→ Data for this task:
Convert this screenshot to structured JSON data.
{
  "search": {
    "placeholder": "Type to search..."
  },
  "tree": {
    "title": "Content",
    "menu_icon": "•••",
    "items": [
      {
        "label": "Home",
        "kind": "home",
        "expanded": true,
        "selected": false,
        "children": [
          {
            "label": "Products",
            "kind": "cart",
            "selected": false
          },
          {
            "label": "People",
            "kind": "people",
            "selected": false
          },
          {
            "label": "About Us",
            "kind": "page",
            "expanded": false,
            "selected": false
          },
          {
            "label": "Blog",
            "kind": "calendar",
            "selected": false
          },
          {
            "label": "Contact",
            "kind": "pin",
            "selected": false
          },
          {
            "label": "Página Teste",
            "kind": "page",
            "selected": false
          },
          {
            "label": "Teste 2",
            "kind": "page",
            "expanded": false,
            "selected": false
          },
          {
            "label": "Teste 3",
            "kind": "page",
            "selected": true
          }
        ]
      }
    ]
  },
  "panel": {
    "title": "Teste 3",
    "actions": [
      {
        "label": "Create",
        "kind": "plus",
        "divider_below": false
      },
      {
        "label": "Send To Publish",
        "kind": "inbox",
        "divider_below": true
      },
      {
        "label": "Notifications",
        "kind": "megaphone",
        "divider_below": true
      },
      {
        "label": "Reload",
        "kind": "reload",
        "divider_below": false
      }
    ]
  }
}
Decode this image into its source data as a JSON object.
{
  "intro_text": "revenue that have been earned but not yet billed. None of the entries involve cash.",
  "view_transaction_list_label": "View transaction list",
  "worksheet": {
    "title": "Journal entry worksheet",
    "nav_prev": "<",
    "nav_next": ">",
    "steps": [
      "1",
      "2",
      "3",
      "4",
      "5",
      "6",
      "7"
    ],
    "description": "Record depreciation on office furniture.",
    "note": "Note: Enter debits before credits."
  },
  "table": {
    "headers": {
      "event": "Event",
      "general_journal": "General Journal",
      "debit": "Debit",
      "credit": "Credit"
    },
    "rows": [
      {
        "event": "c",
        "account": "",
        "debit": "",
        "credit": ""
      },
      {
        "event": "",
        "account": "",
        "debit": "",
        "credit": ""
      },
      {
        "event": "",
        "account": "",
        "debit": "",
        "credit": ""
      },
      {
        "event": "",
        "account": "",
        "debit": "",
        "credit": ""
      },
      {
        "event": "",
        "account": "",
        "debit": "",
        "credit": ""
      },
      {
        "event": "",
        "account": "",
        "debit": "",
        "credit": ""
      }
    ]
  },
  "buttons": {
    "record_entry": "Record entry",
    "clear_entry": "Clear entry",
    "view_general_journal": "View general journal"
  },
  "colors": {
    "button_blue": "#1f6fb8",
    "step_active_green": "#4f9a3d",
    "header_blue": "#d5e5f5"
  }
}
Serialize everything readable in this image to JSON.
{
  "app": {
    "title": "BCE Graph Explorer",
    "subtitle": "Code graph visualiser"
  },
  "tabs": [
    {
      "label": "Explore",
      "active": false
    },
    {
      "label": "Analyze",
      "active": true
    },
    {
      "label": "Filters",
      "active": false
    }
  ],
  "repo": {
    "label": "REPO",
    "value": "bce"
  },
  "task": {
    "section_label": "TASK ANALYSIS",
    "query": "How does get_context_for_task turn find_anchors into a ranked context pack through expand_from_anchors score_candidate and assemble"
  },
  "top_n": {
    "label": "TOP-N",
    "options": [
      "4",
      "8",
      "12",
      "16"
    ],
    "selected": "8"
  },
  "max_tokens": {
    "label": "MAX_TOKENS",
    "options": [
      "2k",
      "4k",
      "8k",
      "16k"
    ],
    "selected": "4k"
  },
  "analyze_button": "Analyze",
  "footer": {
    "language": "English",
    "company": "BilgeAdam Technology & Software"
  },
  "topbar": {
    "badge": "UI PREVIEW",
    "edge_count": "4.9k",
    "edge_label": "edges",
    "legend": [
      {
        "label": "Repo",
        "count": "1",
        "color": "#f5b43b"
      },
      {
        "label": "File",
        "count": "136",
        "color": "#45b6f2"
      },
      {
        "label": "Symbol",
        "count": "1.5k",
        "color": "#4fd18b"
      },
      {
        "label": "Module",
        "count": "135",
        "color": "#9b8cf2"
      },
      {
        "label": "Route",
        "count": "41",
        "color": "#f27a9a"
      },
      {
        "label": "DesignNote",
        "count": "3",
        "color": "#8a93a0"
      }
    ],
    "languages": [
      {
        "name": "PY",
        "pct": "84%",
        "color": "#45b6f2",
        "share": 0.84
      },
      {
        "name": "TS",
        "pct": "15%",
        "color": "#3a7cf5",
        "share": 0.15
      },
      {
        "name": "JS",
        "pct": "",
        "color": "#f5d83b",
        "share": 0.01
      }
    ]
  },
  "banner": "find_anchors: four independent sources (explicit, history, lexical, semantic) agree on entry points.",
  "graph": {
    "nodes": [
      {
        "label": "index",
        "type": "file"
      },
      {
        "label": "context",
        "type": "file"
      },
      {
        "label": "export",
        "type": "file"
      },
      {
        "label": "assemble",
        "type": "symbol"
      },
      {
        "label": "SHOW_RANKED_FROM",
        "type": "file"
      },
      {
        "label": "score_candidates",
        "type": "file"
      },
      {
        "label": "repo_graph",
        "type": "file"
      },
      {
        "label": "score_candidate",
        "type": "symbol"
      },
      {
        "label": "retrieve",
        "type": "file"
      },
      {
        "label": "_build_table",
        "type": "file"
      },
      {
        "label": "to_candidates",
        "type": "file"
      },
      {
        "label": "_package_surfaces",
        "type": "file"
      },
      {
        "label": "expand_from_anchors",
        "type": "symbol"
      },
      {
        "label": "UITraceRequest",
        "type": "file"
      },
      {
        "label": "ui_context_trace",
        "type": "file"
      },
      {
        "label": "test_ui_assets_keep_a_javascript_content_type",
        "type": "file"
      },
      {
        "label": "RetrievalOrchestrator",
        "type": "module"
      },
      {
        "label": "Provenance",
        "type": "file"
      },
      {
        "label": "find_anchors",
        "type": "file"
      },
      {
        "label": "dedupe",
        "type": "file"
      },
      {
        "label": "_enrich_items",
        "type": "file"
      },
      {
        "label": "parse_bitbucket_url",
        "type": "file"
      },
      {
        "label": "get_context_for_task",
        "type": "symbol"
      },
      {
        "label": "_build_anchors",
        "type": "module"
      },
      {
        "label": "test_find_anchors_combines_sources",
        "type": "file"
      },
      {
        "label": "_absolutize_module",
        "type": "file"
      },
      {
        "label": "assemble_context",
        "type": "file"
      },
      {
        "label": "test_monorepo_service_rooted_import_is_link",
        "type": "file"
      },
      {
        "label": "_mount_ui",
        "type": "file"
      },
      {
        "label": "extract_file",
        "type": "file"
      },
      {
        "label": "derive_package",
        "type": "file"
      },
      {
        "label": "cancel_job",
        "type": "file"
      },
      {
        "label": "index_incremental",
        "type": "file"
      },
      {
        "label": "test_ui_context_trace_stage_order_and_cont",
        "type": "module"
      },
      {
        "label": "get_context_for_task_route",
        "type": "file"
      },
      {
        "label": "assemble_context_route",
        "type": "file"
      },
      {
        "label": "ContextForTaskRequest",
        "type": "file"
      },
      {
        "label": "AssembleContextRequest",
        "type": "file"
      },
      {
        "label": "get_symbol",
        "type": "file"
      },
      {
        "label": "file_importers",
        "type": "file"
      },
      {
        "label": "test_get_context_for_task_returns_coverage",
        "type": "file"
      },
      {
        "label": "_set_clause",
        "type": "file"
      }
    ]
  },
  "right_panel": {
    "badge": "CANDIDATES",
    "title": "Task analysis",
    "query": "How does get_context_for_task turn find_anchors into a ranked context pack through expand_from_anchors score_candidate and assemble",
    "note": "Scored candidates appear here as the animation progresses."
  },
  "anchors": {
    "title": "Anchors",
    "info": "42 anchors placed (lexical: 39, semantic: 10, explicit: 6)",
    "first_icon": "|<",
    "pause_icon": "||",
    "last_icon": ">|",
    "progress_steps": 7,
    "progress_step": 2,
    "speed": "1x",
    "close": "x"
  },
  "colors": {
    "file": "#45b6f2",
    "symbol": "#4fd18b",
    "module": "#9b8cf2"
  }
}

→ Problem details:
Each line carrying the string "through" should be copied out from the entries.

→ Problem solution:
    "query": "How does get_context_for_task turn find_anchors into a ranked context pack through expand_from_anchors score_candidate and assemble"
    "query": "How does get_context_for_task turn find_anchors into a ranked context pack through expand_from_anchors score_candidate and assemble",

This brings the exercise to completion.